Research output: Contribution to journalArticle

Authors

  • ECF Wilson
  • EJ Sims
  • SD Musgrave
  • L Shepstone
  • A Blyth
  • J Murdoch
  • HM Mugford
  • EF Juniper
  • S Wolfe
  • D Freeman
  • RFT Gilbert
  • I Harvey
  • EV Hillyer
  • D Price

Abstract

Background: Information is lacking on the relative effectiveness and cost effectiveness in a primary-care setting of leukotriene receptor antagonists (LTRAs) as an alternative to inhaled corticosteroids (ICS) for initial asthma controller therapy. Objective: To compare the cost effectiveness of LTRAs versus ICS for patients initiating asthma controller therapy. Methods: An economic evaluation was conducted alongside a 2-year, pragmatic, randomized controlled trial set in 53 primary-care practices in the UK. Patients aged 12-80 years with asthma and symptoms requiring regular anti-inflammatory therapy (n = 326) were randomly assigned to LTRAs (n = 162) or ICS (n = 164). The main outcome measures were the incremental costs per point improvement in the Mini Asthma Quality of Life Questionnaire, per point improvement in the Asthma Control Questionnaire and per QALY gained from the UK NHS and societal perspectives. Results: Over 2 years, resource use was similar between the two treatment groups, but the cost to society per patient was significantly higher for the LTRA group, at 711 pound versus 433 pound for the ICS group (adjusted difference 204; pound 95% CI 74, 308) [year 2005 values]. Cost differences were driven primarily by differences in prescription drug costs, particularly study drug costs. There was a nonsignificant (imputed, adjusted) difference between treatment groups, favouring ICS, in QALYs gained at 2 years of 0.073 (95% CI -0.143, 0.010). Therapy with LTRAs was, on average, a dominated strategy, and, at a threshold for willingness to pay of 30000 per QALY gained, the probability of LTRAs being cost effective compared with ICS was approximately 3% from both societal and NHS perspectives. Conclusions: There is a very low probability of LTRAs being cost effective in the UK, at 2005 values, compared with ICS for initial asthma controller therapy. Trial registration: UK National Research Register N0547145240; Controlled Clinical Trials ISRCTN99132811.
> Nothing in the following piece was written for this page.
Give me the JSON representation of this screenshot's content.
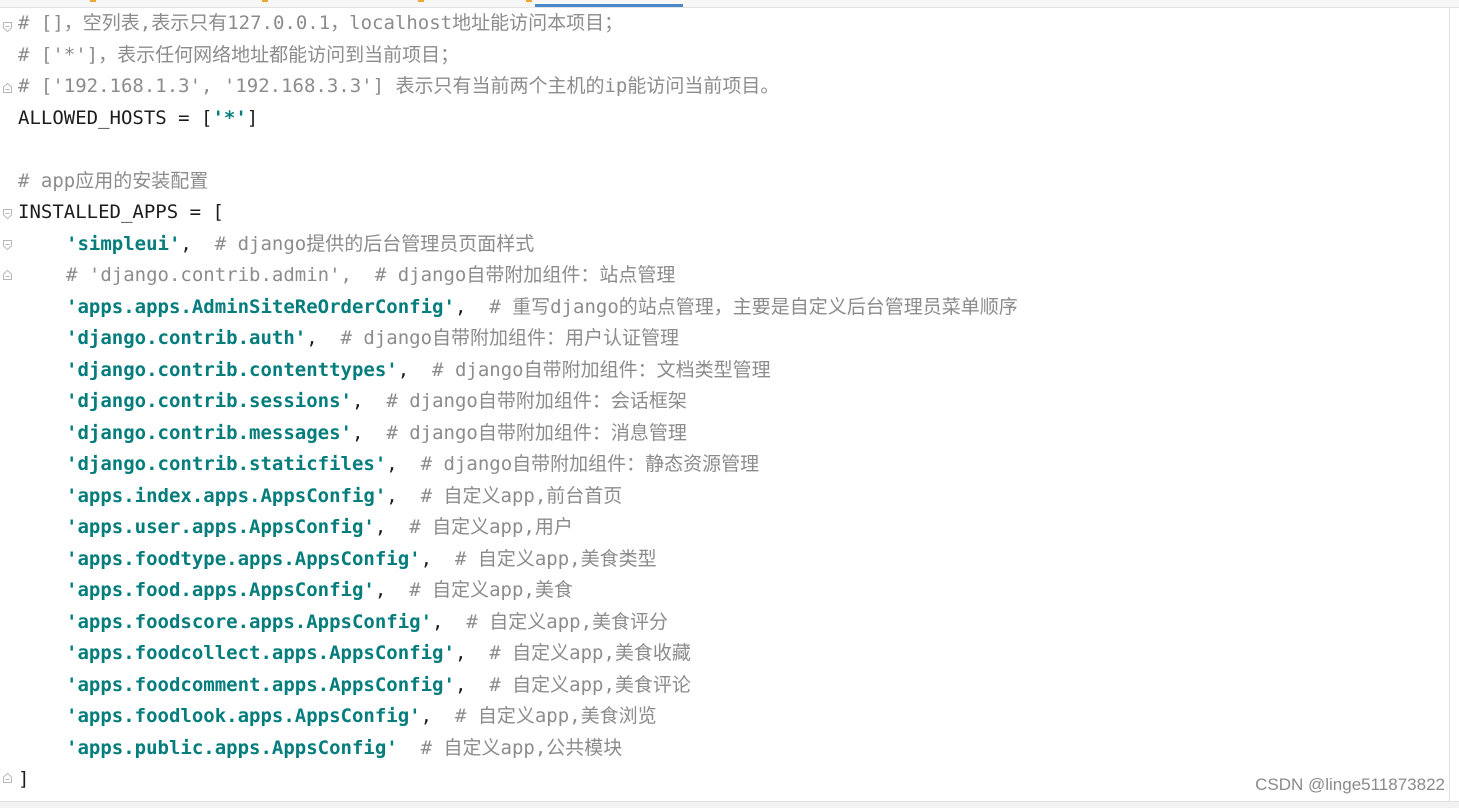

Details

Original languageEnglish
Pages (from-to)585-595
Number of pages11
JournalPharmacoEconomics
Volume28
Issue number7
Publication statusPublished - 1 Jan 2010